Separate names with a comma.
Discussion in 'macOS' started by gloss, Jan 2, 2007.
Wow... hope Apple can patch that one up quickly!
Ohhhh scary... a super-long QuickTime file name creating a buffer overflow.
Apple will have this patched in no time.
Month of Apple Bugs
This will prove an interesting month.
Time to see if Apple are actually awake.
Not that it matters (it needs to get patched), but isn't this a QuickTime flaw and not an OS X operating system flaw?
QuickTime comes with every Mac and a heck of a lot of basic functionality relies on it, so I'm not sure it's useful to view at it as a separate piece of software.
Wow, didn't do anything on my system besides display a bunch of garbage on my screen..
However I have disabled auto play of quicktime movies on web pages. An old habit from my Windows days.
Yeah, I guess. It's just semantics.
Well, I appreciate their enthusiasm for finding Apple bugs, but I do take offense to the fact that they release them in the wild before releasing them to Apple. At the very least publish the details and release the working exploits at the end of January or something. Then again to these guys, anyone who disagrees "needs to call a hotline", and would "wear pink pants if Steve Jobs did." And apparently "Johnny Pwnerseed" is a cool psuedonym.
I don't like this needless posturing at the expense of innocent users.
QuickTime is not an application. It is the set of multimedia APIs in MacOS 9/MacOS X. To the extent that QuickTime has been ported to Windows, a substantial portion of MacOS X has been ported to Windows. Having said that, it is also important to understand that the reported exploit works only on Intel-based computers--either Windows or MacOS X. It does not work on PPC-based Macs. Another thing to remember is that this is not our first rodeo. With great fanfare in the past, we have heard reports of MacOS X exploits only to have those exploits come to naught. So far, we have only the exploit's author's word for it that a real exploit has been found. Forgive me if I wait for independent verification.
You wouldn't consider OpenGL or Quartz separate, would you? They're promoted similarly by Apple, as parts of Mac OS X.
Now let's say they find one of those every day. Would you expect Apple to offer a Security Update every day?

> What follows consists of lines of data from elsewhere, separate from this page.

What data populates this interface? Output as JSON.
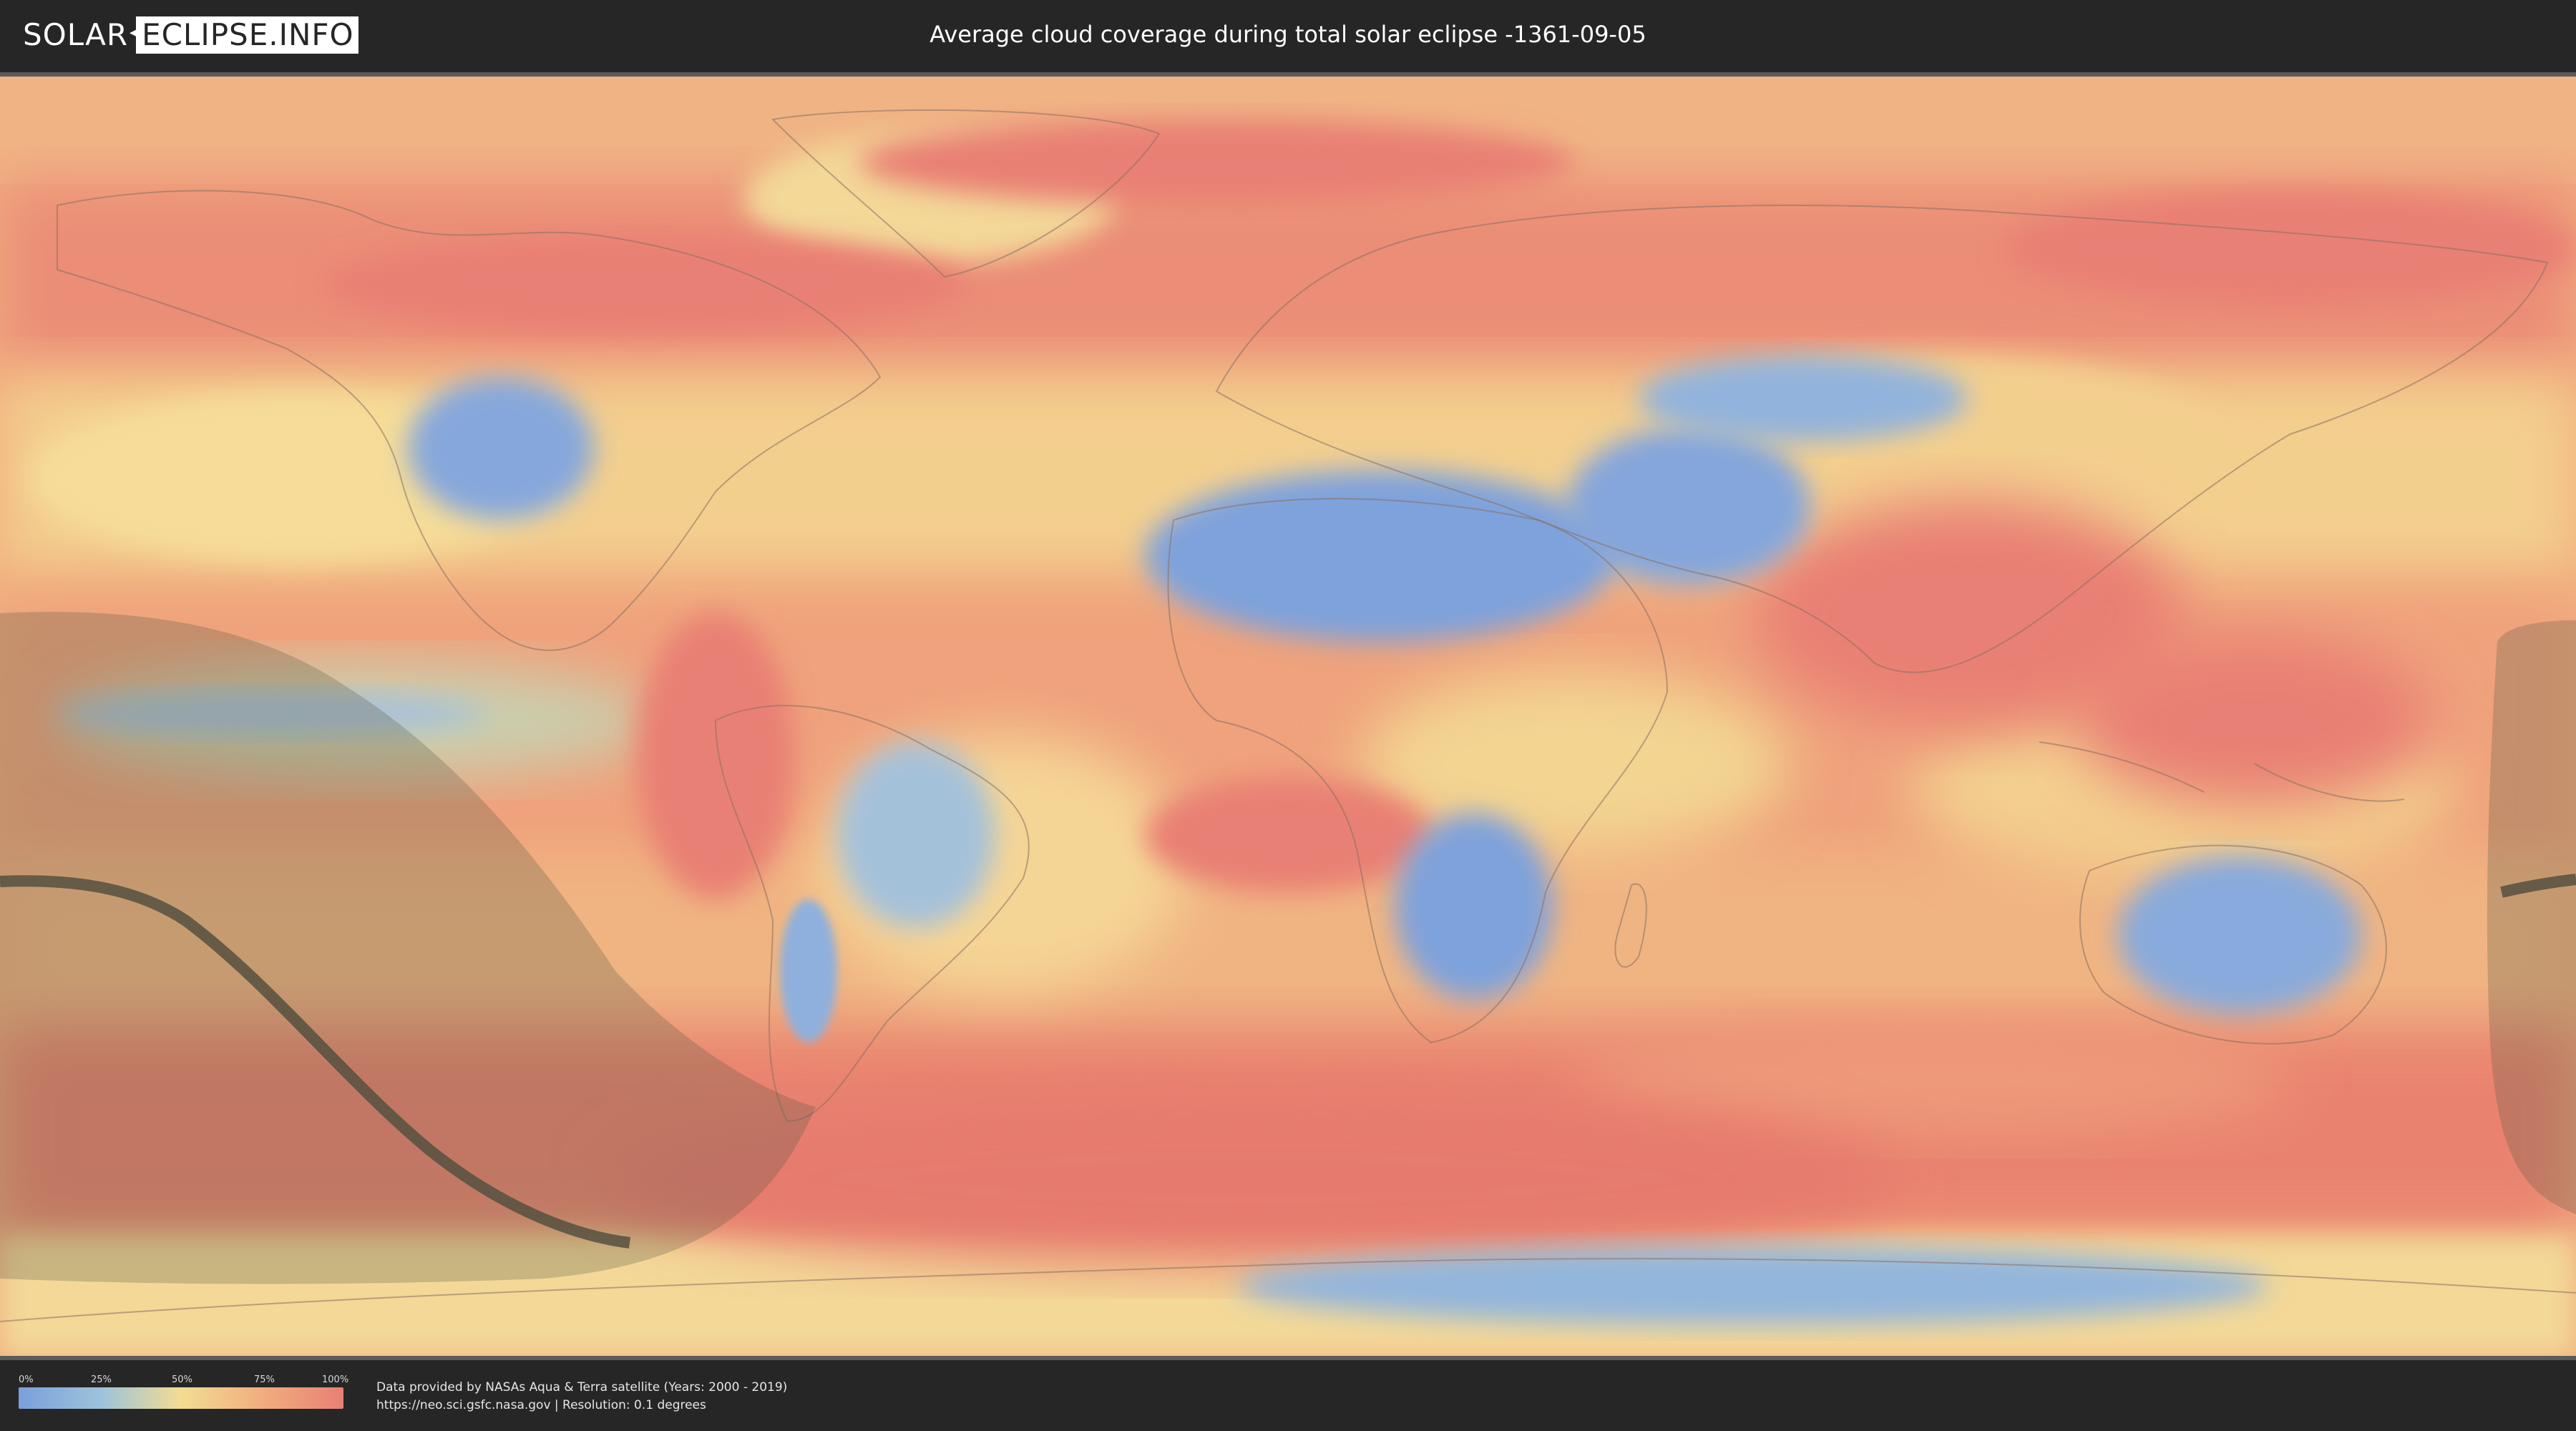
{
  "header": {
    "logo_left": "SOLAR",
    "logo_right": "ECLIPSE.INFO",
    "logo_icon": "small-eclipse-mark",
    "title": "Average cloud coverage during total solar eclipse -1361-09-05"
  },
  "map": {
    "projection": "equirectangular world map",
    "layers": [
      "cloud-coverage-raster",
      "country-borders",
      "eclipse-penumbra-shading",
      "eclipse-totality-path"
    ],
    "colors": {
      "clear": "#7aa0dc",
      "low": "#9cc2dc",
      "mid": "#f3dc92",
      "high": "#f1ad7f",
      "overcast": "#e98074",
      "eclipse_shadow": "#5a5a45",
      "totality_path": "#55503f"
    }
  },
  "legend": {
    "ticks": [
      "0%",
      "25%",
      "50%",
      "75%",
      "100%"
    ]
  },
  "credits": {
    "line1": "Data provided by NASAs Aqua & Terra satellite (Years: 2000 - 2019)",
    "line2": "https://neo.sci.gsfc.nasa.gov | Resolution: 0.1 degrees"
  }
}
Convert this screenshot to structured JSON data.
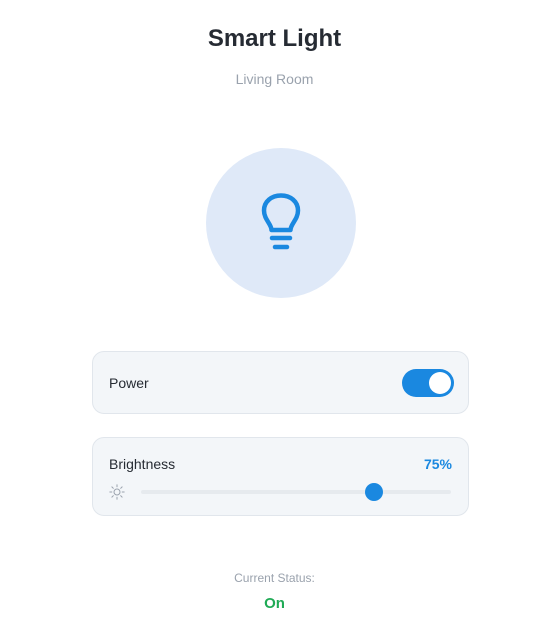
{
  "header": {
    "title": "Smart Light",
    "subtitle": "Living Room"
  },
  "bulb": {
    "icon": "lightbulb-icon",
    "color": "#1a88e0",
    "background": "#dfe9f8"
  },
  "power": {
    "label": "Power",
    "on": true,
    "toggle_color": "#1a88e0"
  },
  "brightness": {
    "label": "Brightness",
    "value_text": "75%",
    "value": 0.75,
    "icon": "sun-icon"
  },
  "status": {
    "label": "Current Status:",
    "value": "On",
    "color": "#1faa55"
  }
}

Until I read MisterMe's reply, I didn't understand that the term "QuickTime" stood for a bunch of APIs in the OS. I guess I was thinking that it was "QuickTime Player" that had the issue. Since I've seen that get updated independently of Apple 10.4.whathaveyou and security updates, I didn't consider it part of the OS.
Apple changed a lot since Mac OS X.
I remember installing games which also had a separate QuickTime installer back in version 2.x days, so that the games would run. There weren't other choices way back when. Every application did its own thing.
It's possible that the system would run without QuickTime but I'm not sure whether alert sounds or visual effects would actually work. On the other hand, the visual interface on newer machines would not work without OpenGL or Quartz.
I doubt that was aimed at most Mac users, only the ones who see themselves as high-and-mighty because they use a Mac, emailing the guy death threats and attempting several DoS attacks on his server.
QuickTime has always been an System add-on--an INIT in System 6 parlance or Extension in System 7-9 parlance. It was with QuickTime 3.0 that QT began to take the shape of an essential System component.
You can run Darwin, but you cannot run MacOS X without QuickTime.